The nationwide incidence of boys diagnosed with hypospadias was approximately 4.5 per 1,000 live-born boys until 1990, increasing to 8 per 1,000 boys during the following decade. Mild and severe phenotypes comprised the increase. Boys born small for gestational age (OR 4.34), as a twin (OR 1.8), as a result of in vitro fertilization (OR 1.15), or with parents from Asia (OR 1.45) or continental Europe (OR 1.41) were at increased risk for hypospadias. Multivariate analyses revealed that changes in risk factors did not explain the increased incidence. However, a systematic change in the classification of the diagnosis in registers could not be ruled out.
This nationwide study demonstrates an increased incidence of hypospadias diagnoses in Sweden from 1990 to 1999 that is not attributable to previously known risk factors. The increase includes mild and severe phenotypes, suggesting that shifts in the diagnostic criteria are not the underlying cause.
3 komment 2014.08.27.
(érdekes lehet: http://www.ncl.ac.uk/magres/research/diabetes/reversal.htm = junk)
“Work by scientists at the Universities of Manchester and Auckland suggest that both major forms of diabetes are the result of the same mechanism.

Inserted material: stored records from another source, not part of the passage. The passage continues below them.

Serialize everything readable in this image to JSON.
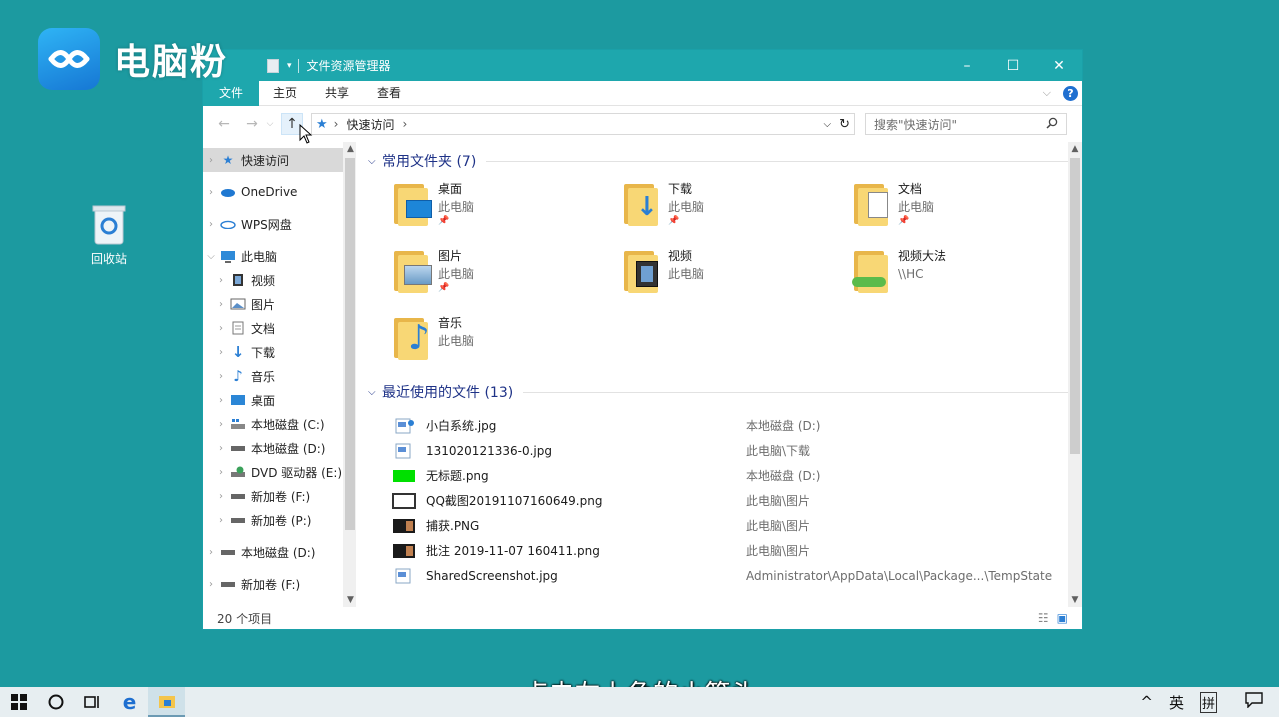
{
  "logo": {
    "text": "电脑粉",
    "icon": "logo-swirl-icon"
  },
  "desktop": {
    "recycle_bin": "回收站"
  },
  "window": {
    "title": "文件资源管理器",
    "controls": {
      "minimize": "–",
      "maximize": "☐",
      "close": "✕"
    },
    "ribbon_tabs": [
      "文件",
      "主页",
      "共享",
      "查看"
    ],
    "address": {
      "pin_icon": "pin-icon",
      "separator": "›",
      "path": "快速访问"
    },
    "search_placeholder": "搜索\"快速访问\"",
    "sidebar": [
      {
        "label": "快速访问",
        "icon": "star-pin-icon",
        "selected": true
      },
      {
        "label": "OneDrive",
        "icon": "cloud-icon"
      },
      {
        "label": "WPS网盘",
        "icon": "cloud-outline-icon"
      },
      {
        "label": "此电脑",
        "icon": "pc-icon",
        "expanded": true
      },
      {
        "label": "视频",
        "icon": "video-icon",
        "indent": true
      },
      {
        "label": "图片",
        "icon": "picture-icon",
        "indent": true
      },
      {
        "label": "文档",
        "icon": "document-icon",
        "indent": true
      },
      {
        "label": "下载",
        "icon": "download-icon",
        "indent": true
      },
      {
        "label": "音乐",
        "icon": "music-icon",
        "indent": true
      },
      {
        "label": "桌面",
        "icon": "desktop-icon",
        "indent": true
      },
      {
        "label": "本地磁盘 (C:)",
        "icon": "drive-c-icon",
        "indent": true
      },
      {
        "label": "本地磁盘 (D:)",
        "icon": "drive-icon",
        "indent": true
      },
      {
        "label": "DVD 驱动器 (E:)",
        "icon": "dvd-icon",
        "indent": true
      },
      {
        "label": "新加卷 (F:)",
        "icon": "drive-icon",
        "indent": true
      },
      {
        "label": "新加卷 (P:)",
        "icon": "drive-icon",
        "indent": true
      },
      {
        "label": "本地磁盘 (D:)",
        "icon": "drive-icon"
      },
      {
        "label": "新加卷 (F:)",
        "icon": "drive-icon"
      }
    ],
    "frequent": {
      "header": "常用文件夹 (7)",
      "folders": [
        {
          "name": "桌面",
          "sub": "此电脑",
          "pinned": true,
          "icon": "desktop-folder-icon"
        },
        {
          "name": "下载",
          "sub": "此电脑",
          "pinned": true,
          "icon": "download-folder-icon"
        },
        {
          "name": "文档",
          "sub": "此电脑",
          "pinned": true,
          "icon": "document-folder-icon"
        },
        {
          "name": "图片",
          "sub": "此电脑",
          "pinned": true,
          "icon": "picture-folder-icon"
        },
        {
          "name": "视频",
          "sub": "此电脑",
          "pinned": false,
          "icon": "video-folder-icon"
        },
        {
          "name": "视频大法",
          "sub": "\\\\HC",
          "pinned": false,
          "icon": "network-folder-icon"
        },
        {
          "name": "音乐",
          "sub": "此电脑",
          "pinned": false,
          "icon": "music-folder-icon"
        }
      ]
    },
    "recent": {
      "header": "最近使用的文件 (13)",
      "files": [
        {
          "name": "小白系统.jpg",
          "path": "本地磁盘 (D:)",
          "thumb": "jpg-file-icon",
          "color": "#5b8fd6"
        },
        {
          "name": "131020121336-0.jpg",
          "path": "此电脑\\下载",
          "thumb": "jpg-file-icon",
          "color": "#5b8fd6"
        },
        {
          "name": "无标题.png",
          "path": "本地磁盘 (D:)",
          "thumb": "green-image-thumb",
          "color": "#00e000"
        },
        {
          "name": "QQ截图20191107160649.png",
          "path": "此电脑\\图片",
          "thumb": "screenshot-thumb",
          "color": "#333333"
        },
        {
          "name": "捕获.PNG",
          "path": "此电脑\\图片",
          "thumb": "dark-image-thumb",
          "color": "#1a1a1a"
        },
        {
          "name": "批注 2019-11-07 160411.png",
          "path": "此电脑\\图片",
          "thumb": "dark-image-thumb",
          "color": "#1a1a1a"
        },
        {
          "name": "SharedScreenshot.jpg",
          "path": "Administrator\\AppData\\Local\\Package...\\TempState",
          "thumb": "jpg-file-icon",
          "color": "#5b8fd6"
        }
      ]
    },
    "status": "20 个项目"
  },
  "subtitle": "点击左上角的小箭头",
  "taskbar": {
    "ime_lang": "英",
    "ime_mode": "拼",
    "tray_up": "^"
  },
  "colors": {
    "titlebar": "#1ea7ad",
    "desktop": "#1c9aa0",
    "group_header": "#1e3287"
  }
}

The findings, published today in the FASEB Journal (20 August), provide compelling evidence that juvenile-onset or type-1 diabetes and type-2 diabetes are both caused by the formation of toxic clumps of a hormone called amylin.
The results, based on 20 years’ work in New Zealand, suggest that type-1 and type-2 diabetes could both be slowed down and potentially reversed by medicines that stop amylin forming these toxic clumps.
Professor Garth Cooper, from The University of Manchester working with his University of Auckland-based research team, led the study.
As well as producing insulin, cells in the pancreas also produce another hormone called amylin. Insulin and amylin normally work together to regulate the body’s response to food intake. If they are no longer produced, then levels of sugar in the blood rise resulting in diabetes and causing damage to organs such as the heart, kidneys, eyes and nerves if blood sugar levels aren’t properly controlled.
However, some of the amylin that is produced can get deposited around cells in the pancreas as toxic clumps, which then, in turn, destroy those cells that produce insulin and amylin. The consequence of this cell death is diabetes.
Research published previously by Professor Cooper suggested that this is the causative mechanism in type-2 diabetes. This new research provides strong evidence that type-1 diabetes results from the same mechanism.
The difference is that the disease starts at an earlier age and progresses more rapidly in type-1 compared to type-2 diabetes because there is more rapid deposition of toxic amylin clumps in the pancreas.
Professor Cooper’s group expects to have potential medicines ready to go into clinical trials in the next two years and it is anticipated that these will be tested in both type-1 and type-2 diabetic patients. These clinical trials are being planned with research groups in England and Scotland.”
“According to the American Heart Association , the prevalence of diabetes for all age groups worldwide was estimated to be 2.8% in 2000 and is projected to be 4.4% in 2030. The total number of people with diabetes is projected to rise from 171 million in 2000 to 366 million in 2030. Similar figures have been produced by other groups such as the International Diabetes Federation.”
Sodium-Induced Disorder and devolution.